OKLAHOMA CITY (AP) — An autopsy on an Oklahoma inmate who died after his troubled execution was halted concluded that he was killed by the lethal drugs, but it doesn’t explain why he writhed, moaned and clenched his teeth before he was pronounced dead about 43 minutes after the process began.
Department of Corrections Director Robert Patton had said earlier that Clayton Lockett died from an apparent heart attack 10 minutes after Patton had halted the execution. But an independent autopsy released Thursday concluded that the cause of death was “judicial execution by lethal injection.”
It hadn’t been clear whether all three execution drugs administered to Lockett had actually made it into his system, but the autopsy determined that they did.
The autopsy was done by the Southwestern Institute of Forensic Sciences at Dallas, at the behest of the Oklahoma Department of Public Safety.
Dale Baich of the Federal Public Defender’s Office in Phoenix, who represents a group of Oklahoma death row prisoners who commissioned an independent autopsy of Lockett, said more information is needed.
“What this initial autopsy report does not appear to answer is what went wrong during Mr. Lockett’s execution,” Baich said in a statement.
Oklahoma and other death penalty states have encountered problems in recent years obtaining lethal injection chemicals after major drugmakers stopped selling them for use in executions. That has forced states to find alternative drugs, purchased mostly from loosely regulated pharmacies that custom-make medications. Many states refuse to name suppliers and offer no details about how the drugs are tested or how executioners are trained.
Oklahoma put executions on hold after Lockett’s April 29 execution.
Officials at the Oklahoma State Penitentiary in McAlester have said Lockett’s vein collapsed during the lethal injection process. The autopsy does not say whether that’s the case, though it does confirm that medical technicians poked him about 12 times as they tried to find a vein before settling on using one in his groin.
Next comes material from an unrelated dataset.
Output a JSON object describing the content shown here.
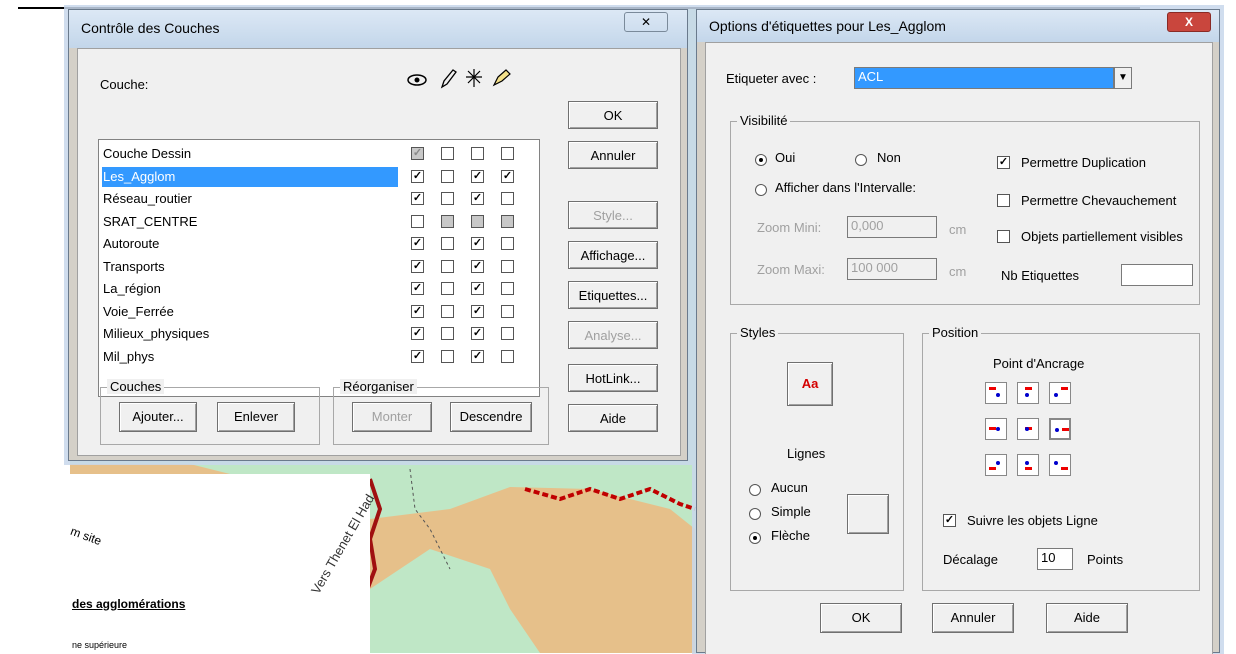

Gov. Mary Fallin has ordered public safety officials to review the events surrounding Lockett’s execution, including state execution protocols that had been changed in the weeks ahead of it. The state Court of Criminal Appeals agreed to not schedule executions for six months. Three are set for November and December.
A spokesman for Fallin, Alex Weintz, said the autopsy report will be part of the full review. “We suspect they are in the final stages of that process,” Weintz said.
He said Fallin still supports use of the death penalty. “But we want our executions to be successful,” Weintz said, adding that Fallin asked the Oklahoma Department of Public Safety to recommend possible changes to the execution procedures.
The autopsy report does not include any recommendations about the protocols.
A spokesman for the Corrections Department, Jerry Massie, said prison officials will have no comment until after public safety officials release their findings and recommendations.
In Lockett’s execution, Oklahoma used the sedative midazolam for the first time. The drug was also used in lengthy attempts to execute an Ohio inmate in January and an Arizona prisoner last month. Each time, witnesses said the inmates appeared to gasp after their executions began and continued to labor for air before being pronounced dead.
Midazolam is part of a three-drug and a two-drug protocol in Oklahoma. Lockett’s execution used a three-drug protocol —midazolam, vecuronium bromide and potassium chloride. The state also has a protocol that would use midazolam with hydromorphone, the same combination used in the problematic executions in Ohio and Arizona this year.
Toxicology reports said all three lethal drugs were found in Lockett’s system — the sedative in brain tissue and elsewhere and the other drugs in his blood.
A June lawsuit against the Department of Corrections on behalf of 21 Oklahoma prisoners alleged that prison officials are experimenting on death row inmates and violating the U.S. Constitution’s ban on cruel and unusual punishment by tinkering with the state’s lethal injection procedures. The state says those claims are false.